Appearing on the BBC's Countryfile programme, the keen equestrian suggested eating horsemeat is "worth looking at", adding that she has tried eating it and found it tasted "very good".
In a series of wide-ranging interviews on countryside matters, Anne discussed the contentious topic of the recent pilot badger culls, one of which was carried out in Gloucestershire where she lives and farms.
An independent report on the pilots found the level of culling needed to bring about a reduction in TB in cattle could not be achieved by "controlled shooting" - the shooting of free-running badgers.
Asked about alternatives to gunning them down, Anne told the programme that most people "will tell you that gas is a much nicer way of doing it, if that's not a silly expression".
She explained: "Because of the way it works. And how it works is that you go to sleep, basically."
Her remarks are likely to anger animal rights groups, who argue that gassing is inhumane. The control method was banned by the Government in 1982.
The princess said: "I don't believe shooting was ever a particularly good way of dealing with it."
But she added that the feared spread of TB to cattle was not the only reason to cull badgers, which she said were getting out of control in some areas, causing problems for other species such as hedgehogs, bees and ground-nesting birds.
She told the programme: "Even if you took the cattle completely out of this debate... from a conservation issue alone, you'd have to say there are too many badgers. A bigger growth in the badger population is not good for the balance of conservation anyway."
The Queen's daughter conceded that "there is no simple answer and some of the answers are difficult and not necessarily comfortable".
"It's a serious business looking after the countryside and it's a much more serious business feeding people," she added.
Anne was also asked about her views on GM crops, which Charles once suggested risked creating "the biggest disaster environmentally of all time".
She said: "I think it has a role to play, to be honest.
"I think the claims are probably slightly greater than most of the deliverables actually are.

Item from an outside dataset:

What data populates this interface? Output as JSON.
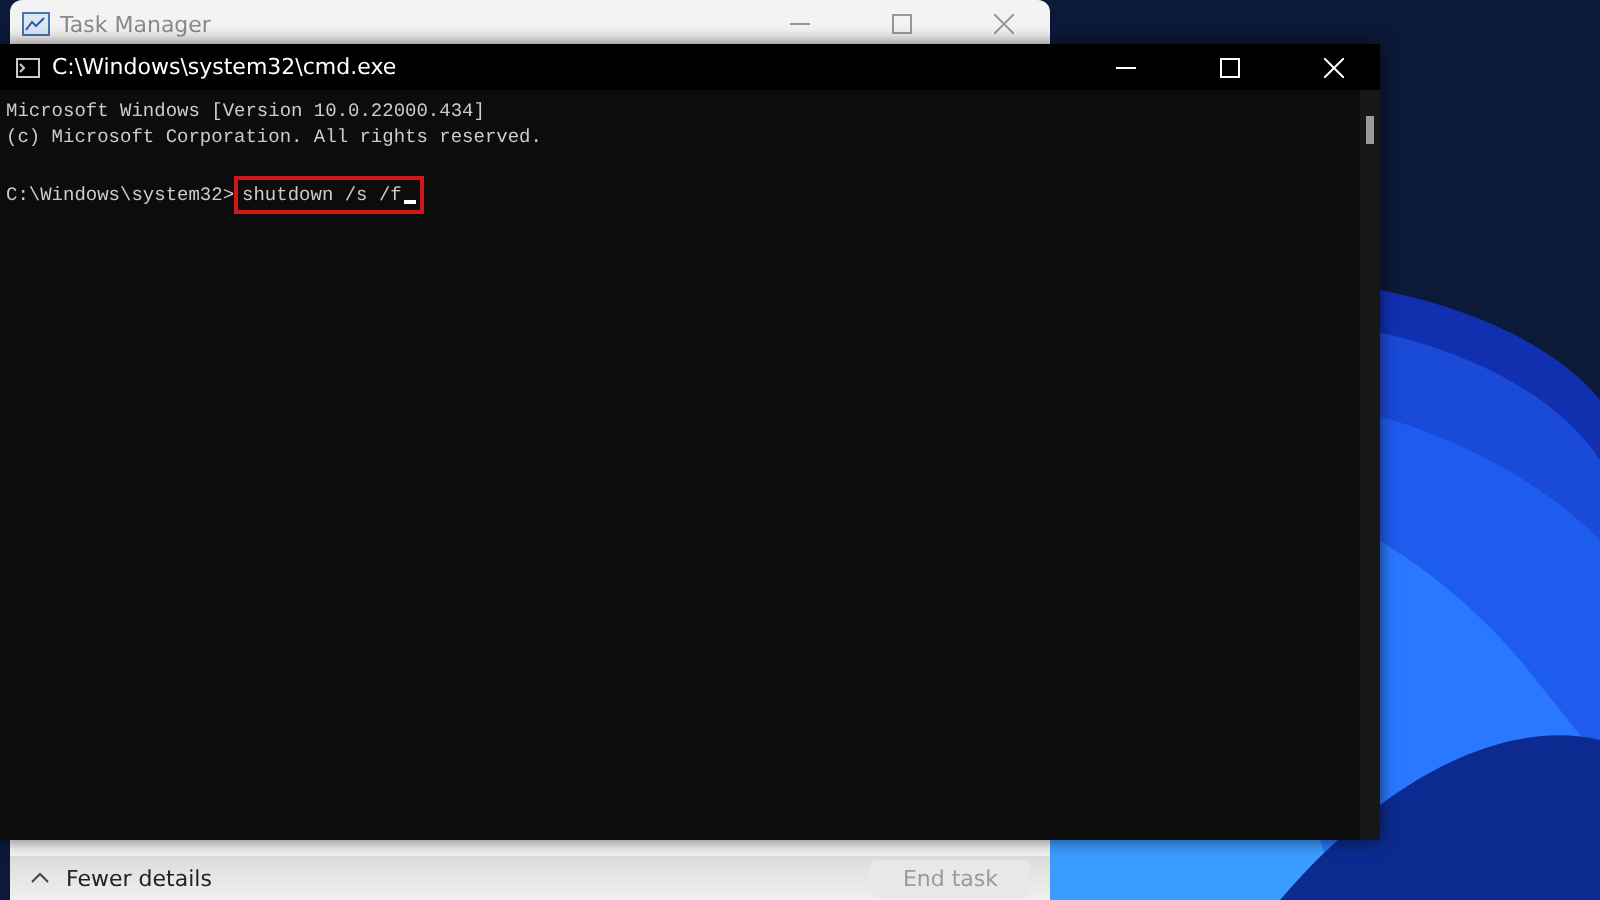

They do add to our ability to perhaps be more efficient users of the land. That is good, because I think in the long term, when you've got the prospect of nine billion to feed, you are going to need some help in doing that and to do it well."
She admitted she "seldom" discusses the subject with Charles, adding they "probably" hold different views.
But Anne said opponents to GM crops should accept that genetic engineering is inevitable.
She told the programme: "I do think there are some things which, even if you don't like the sound of it yourself, you know that it's got to a point where you're not going to stop it, because you can't.
"So you really must focus on how you can get the best out of it so it works for humans and the globe in the long run."
Her comments have been criticised by animal rights groups.
Mark Jones, veterinarian and executive director of Humane Society International UK, said: “It is extremely disappointing that a prominent member of the royal family should endorse the gassing of a supposedly protected indigenous wild mammal. Any attempt to reintroduce gassing would doubtless result in a slow and painful death for many badgers, and potentially other non-target animals.
“Moreover, the government’s own figures clearly show that badgers don’t need to be culled to halt the spread of bovine tuberculosis. Princess Anne should be better informed before making public statements on such controversial and divisive issues."
PETA Managing Director Ingrid E Newkirk has said that Princess Anne should go on an "empathy course".
"PETA's course teaches the Golden Rule – treat others as you wish to be treated", Newkirk says. "Those who have everything in life should not be calling for the death of horses and badgers, whose only crime is to be born into a world where humans are in charge and other animals are viewed by some as replaceable.
"Given the regular exposés showing how people who raise pigs and chickens for the table treat the animals, it is absurd to think people would take better care of horses if there was a market for their meat."